Recording Studio: The Evolution of the Modern Drum Kit V

Recording Studio: Snare Drum

Recording Studio: During the 20’s the snare drum grew from a crudely designed six lug drum with no throw off and gut snares to a magnificent double tension ten lug drum with parallel throw offs, engraved shells and gold plating.
In 1883 Emile Boulanger patented a design for Duplex Drums that depicted a double tension single post tube lug snare drum. Boulanger’s early design theories would in time become the accepted standard. Consisting of a solid wood shell and wooden hoops the Duplex design became standard manufacture for Leedy, Ludwig and most major drum companies around 1920. Common sizes available at this time included 13 inch and 14 inch diameter snare drums with 15 inch and 17 inch snare drums a widely used option. While today solid shell and block shell snare drums made from Maple, Mahogany and Walnut are a unique feature offered by expensive custom drum manufacturers, in the 20’s, 30’s and 40’s and even 50’s (Slingerland only), all the major drum manufacturers made drums this way.

Recording Studio: Plywood Shell Construction

It wasn’t until after World War II that most drum manufacturers realised the economy of plywood shell construction and began mass manufacture this way. In 1912 Leedy produced pressed metal lug casings which held swivel nuts. Ludwig and Slingerland were to undergo several trials of their own in swivel nut design, all of which failed dismally. In 1920 Ludwig and most other drum manufacturers gave into the inevitable and adopted the swivel nut design and made it their own.
Both Ludwig and Slingerland began producing cast lug casings around 1931. These casings, although similar in appearance from company to company, were designed so drummers could identify the company by the casing. While the early tube lug designs would eventually return it seems they all looked the same and made it hard to differentiate between drum brands. Companies looking to change the appearance of their drums, making them readily identifiable and commercially appealing, turned to cast lugs made uniquely for a given model.

Recording Studio: The Rise of Wood in Drum Making
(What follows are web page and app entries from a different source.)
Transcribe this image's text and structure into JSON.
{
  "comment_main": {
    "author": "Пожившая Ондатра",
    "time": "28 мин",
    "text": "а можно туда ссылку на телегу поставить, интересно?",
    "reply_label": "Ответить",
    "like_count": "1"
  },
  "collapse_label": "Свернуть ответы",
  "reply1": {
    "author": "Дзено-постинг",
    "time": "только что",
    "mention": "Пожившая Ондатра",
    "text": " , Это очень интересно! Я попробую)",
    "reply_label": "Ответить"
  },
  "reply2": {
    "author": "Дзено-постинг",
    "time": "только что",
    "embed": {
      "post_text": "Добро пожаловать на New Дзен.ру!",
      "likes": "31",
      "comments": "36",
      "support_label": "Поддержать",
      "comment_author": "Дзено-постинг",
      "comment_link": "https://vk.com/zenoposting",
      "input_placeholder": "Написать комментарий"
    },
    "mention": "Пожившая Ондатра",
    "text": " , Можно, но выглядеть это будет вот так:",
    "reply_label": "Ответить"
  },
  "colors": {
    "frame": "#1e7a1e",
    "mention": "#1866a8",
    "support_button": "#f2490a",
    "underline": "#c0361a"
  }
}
The advent of World War II was to change drum manufacture and design forever. Due to a shortage of metal in the 40’s the government ruled that non-essential items could contain no-more than 10% of their total weight in metal. Drum manufactures were faced with the task of producing as many drum components from wood as possible. The major drum companies began manufacturing drums with all wood shells, wooden hoops, throw offs (snare action) and lug casings. The only metal components that remained were the tension rods, swivel nuts and screws used to assemble the drum.
Some of the models that graced this era were:- The Alliance by Leedy, Victory by Ludwig and The Rolling Bombers by Slingerland.